Thank you for the floor.
Human Rights Watch is one of the founders of the Campaign to Stop Killer Robots and the global coordinator of the Campaign. Over the past six years, we have urged High Contracting Parties to identify options for addressing the host of dangers posed by fully autonomous weapons, and to act concretely on those options.
We remain convinced that the only viable option is a preemptive prohibition on the development, production, and use of fully autonomous weapons. A majority of the world’s nations have called for negotiations on a legally binding instrument with prohibitions and restrictions. The UN SecretaryGeneral has called these weapons “morally repugnant and politically unacceptable.”
Yet a small group of states continues to impede significant progress in the CCW. The time is rapidly approaching when options other than the CCW must be considered.
Lethal autonomous weapons systems are not the only issue of deep concern in the CCW. Human Rights Watch also places a high priority on incendiary weapons. As we note in a new paper released this week, Protocol III imposes some restrictions on the use of incendiary weapons, but fails to provide sufficient protections for civilians.
Over the past year, the Syrian-Russian military alliance has continued to use incendiary weapons in or near civilian areas in Syria. In May and June alone, incendiary weapons were used at least 27 times, mostly in Idlib governorate, but the total number is most likely higher. A May 25 incendiary weapon attack in the Khan Sheikhoun area of Idlib burned approximately 175,000 square meters of farmland.
Since the conflict in Syria began in 2012, Human Rights Watch has documented about 150 incendiary weapon attacks by the Syrian-Russian military alliance. Human Rights Watch has used open-source material, satellite imagery analysis, and interviews to identify the attacks.
Incendiary weapons can inflict severe burns, leave extensive scarring, and cause respiratory damage and psychological trauma. They also start fires that destroy civilian homes, objects, and infrastructure.
There is a clear humanitarian imperative to deal with these cruel weapons. Yet at the last annual meeting of the CCW in November 2018, Russia blocked consensus on a widely supported proposal to continue dedicated discussions on incendiary weapons in 2019.
Protocol III has two major loopholes. First, its definition of incendiary weapons excludes multipurpose weapons, such as those with white phosphorus. White phosphorus munitions may be primarily designed to provide smokescreens or illumination, but they can inflict the same horrific injuries as other incendiary weapons.

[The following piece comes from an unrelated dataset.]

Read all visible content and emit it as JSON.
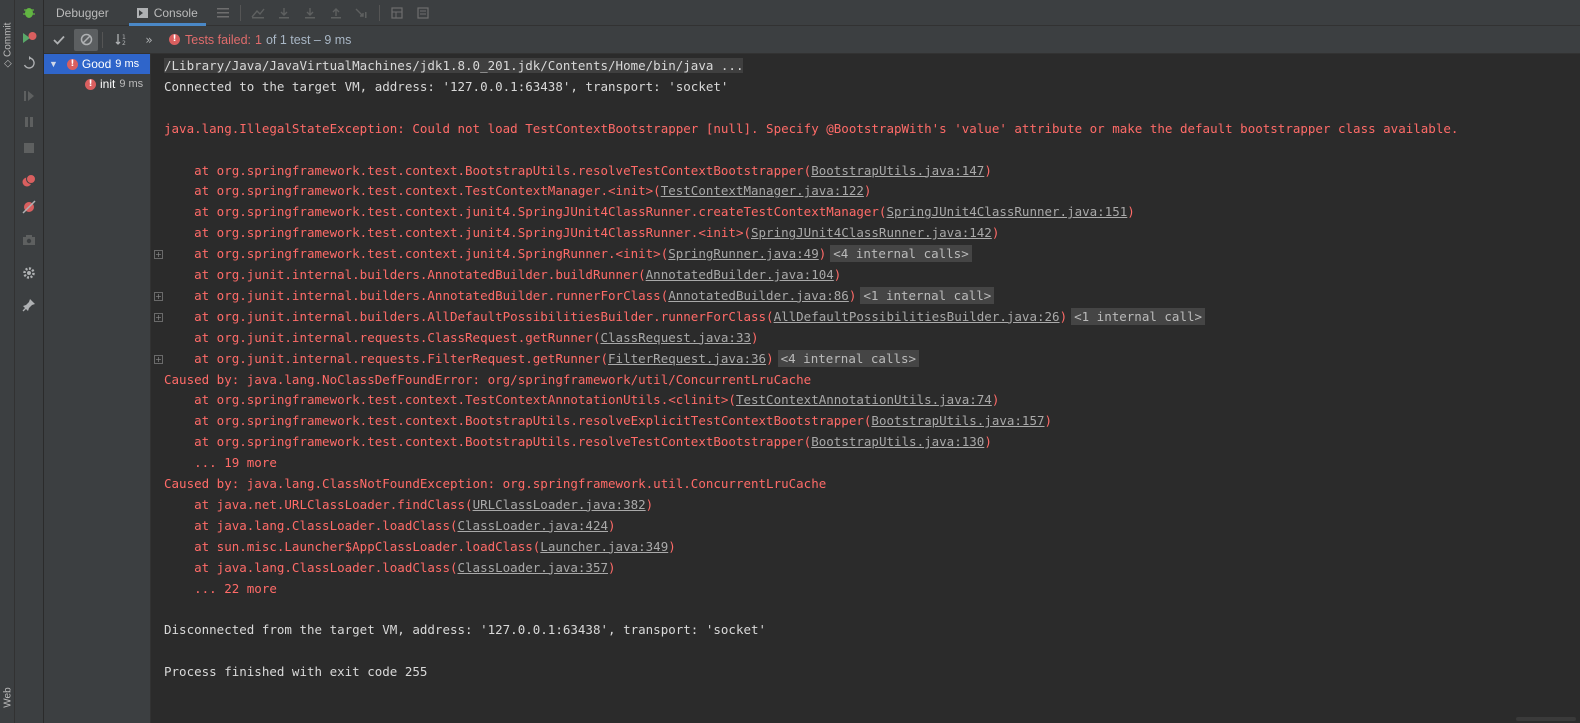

Second, Protocol III prohibits the use of air-dropped incendiary weapons in populated areas, but allows the use of ground-delivered models in certain circumstances. Because all incendiary weapons cause the same effects, this arbitrary and outdated distinction should be eliminated. A complete ban on incendiary weapons would have the greatest humanitarian benefits.
During this meeting, High Contracting Parties should take the following steps:

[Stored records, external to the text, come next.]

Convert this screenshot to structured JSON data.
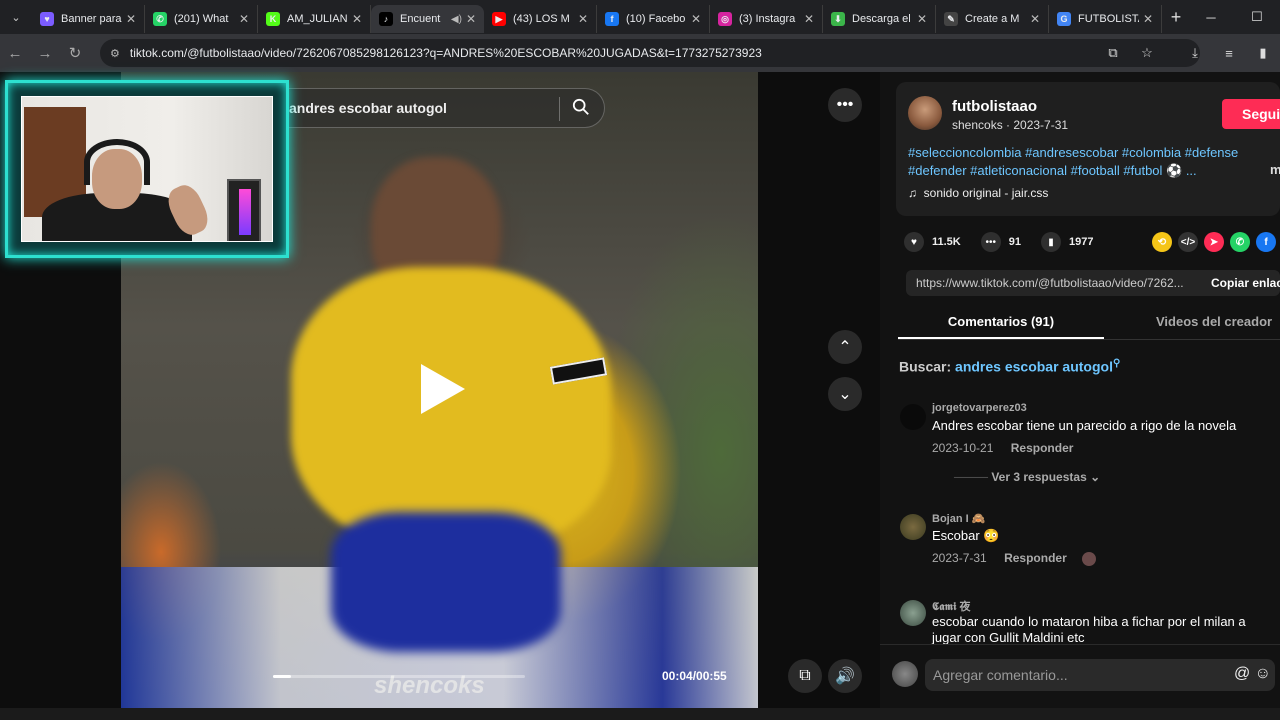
{
  "browser": {
    "tabs": [
      {
        "label": "Banner para",
        "color": "#7b5cff",
        "glyph": "♥"
      },
      {
        "label": "(201) What",
        "color": "#25d366",
        "glyph": "✆"
      },
      {
        "label": "AM_JULIAN",
        "color": "#53fc18",
        "glyph": "K"
      },
      {
        "label": "Encuent",
        "color": "#000000",
        "glyph": "♪",
        "active": true
      },
      {
        "label": "(43) LOS M",
        "color": "#ff0000",
        "glyph": "▶"
      },
      {
        "label": "(10) Facebo",
        "color": "#1877f2",
        "glyph": "f"
      },
      {
        "label": "(3) Instagra",
        "color": "#d6249f",
        "glyph": "◎"
      },
      {
        "label": "Descarga el",
        "color": "#3bb54a",
        "glyph": "⬇"
      },
      {
        "label": "Create a M",
        "color": "#444444",
        "glyph": "✎"
      },
      {
        "label": "FUTBOLISTA",
        "color": "#4285f4",
        "glyph": "G"
      }
    ],
    "url": "tiktok.com/@futbolistaao/video/7262067085298126123?q=ANDRES%20ESCOBAR%20JUGADAS&t=1773275273923"
  },
  "video": {
    "search_query": "andres escobar autogol",
    "watermark": "shencoks",
    "time": "00:04/00:55",
    "progress": 0.07
  },
  "author": {
    "name": "futbolistaao",
    "sub": "shencoks · 2023-7-31",
    "follow_label": "Seguir",
    "hashtags": "#seleccioncolombia #andresescobar #colombia #defense #defender #atleticonacional #football #futbol ⚽ ...",
    "more_label": "m",
    "music": "sonido original - jair.css"
  },
  "stats": {
    "likes": "11.5K",
    "comments": "91",
    "saves": "1977"
  },
  "share": {
    "link": "https://www.tiktok.com/@futbolistaao/video/7262...",
    "copy_label": "Copiar enlace"
  },
  "tabs": {
    "comments": "Comentarios (91)",
    "creator": "Videos del creador"
  },
  "comment_search": {
    "label": "Buscar:",
    "query": "andres escobar autogol"
  },
  "comments": [
    {
      "user": "jorgetovarperez03",
      "text": "Andres escobar tiene un parecido a rigo de la novela",
      "date": "2023-10-21",
      "reply": "Responder",
      "replies": "Ver 3 respuestas"
    },
    {
      "user": "Bojan I 🙈",
      "text": "Escobar 😳",
      "date": "2023-7-31",
      "reply": "Responder"
    },
    {
      "user": "𝕮𝖆𝖒𝖎 夜",
      "text": "escobar cuando lo mataron hiba a fichar por el milan a jugar con Gullit Maldini etc"
    }
  ],
  "comment_input": {
    "placeholder": "Agregar comentario..."
  }
}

- set aside time in 2020 for an in-depth discussion of the implementation and adequacy of Protocol III;
- condemn any use of incendiary weapons;

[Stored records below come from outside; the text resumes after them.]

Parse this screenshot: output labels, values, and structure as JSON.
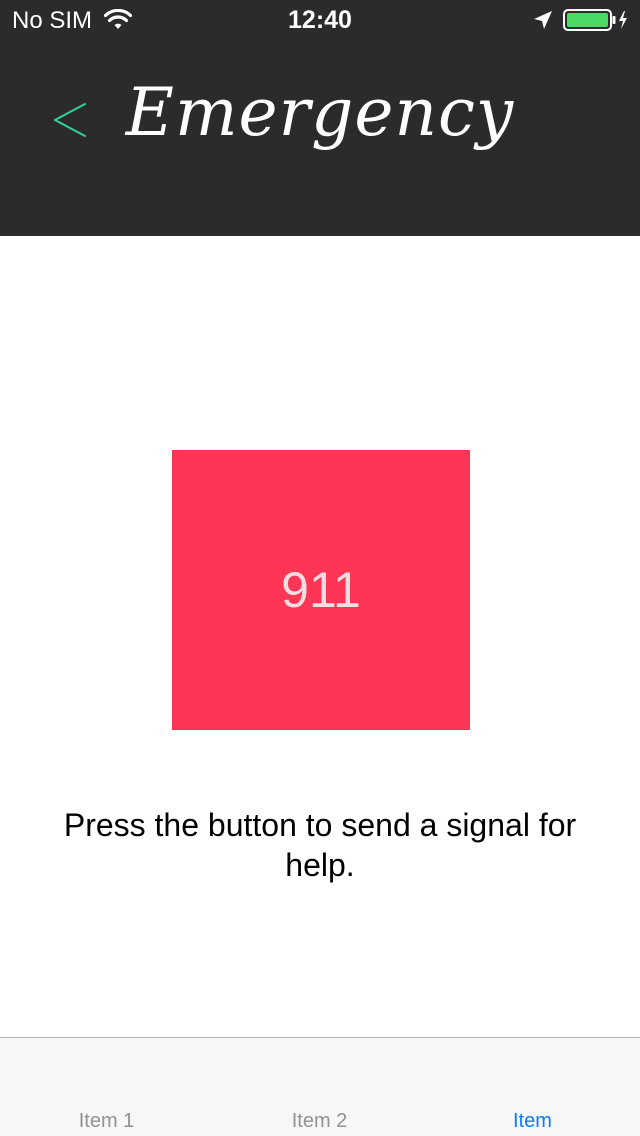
{
  "status_bar": {
    "carrier": "No SIM",
    "time": "12:40",
    "icons": [
      "wifi-icon",
      "location-arrow-icon",
      "battery-icon",
      "charging-bolt-icon"
    ]
  },
  "nav_bar": {
    "title": "Emergency",
    "back_icon": "chevron-left-icon"
  },
  "main": {
    "emergency_button_label": "911",
    "instruction": "Press the button to send a signal for help."
  },
  "tab_bar": {
    "tabs": [
      {
        "label": "Item 1",
        "selected": false
      },
      {
        "label": "Item 2",
        "selected": false
      },
      {
        "label": "Item",
        "selected": true
      }
    ]
  },
  "colors": {
    "header_background": "#2b2b2b",
    "back_chevron": "#2fd39a",
    "emergency_button": "#ff3555",
    "battery_fill": "#4cd964",
    "tab_selected": "#0a7aff",
    "tab_unselected": "#929292"
  }
}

- express their views on the adequacy of Protocol III, and elaborate policies and practices more generally; and
- reinstate incendiary weapons as a separate agenda item for the CCW.
For the longer term, states should work to close Protocol III’s loopholes and further stigmatize the use of incendiary weapons, with an eye to agreeing to amend the instrument at the 2021 Review Conference.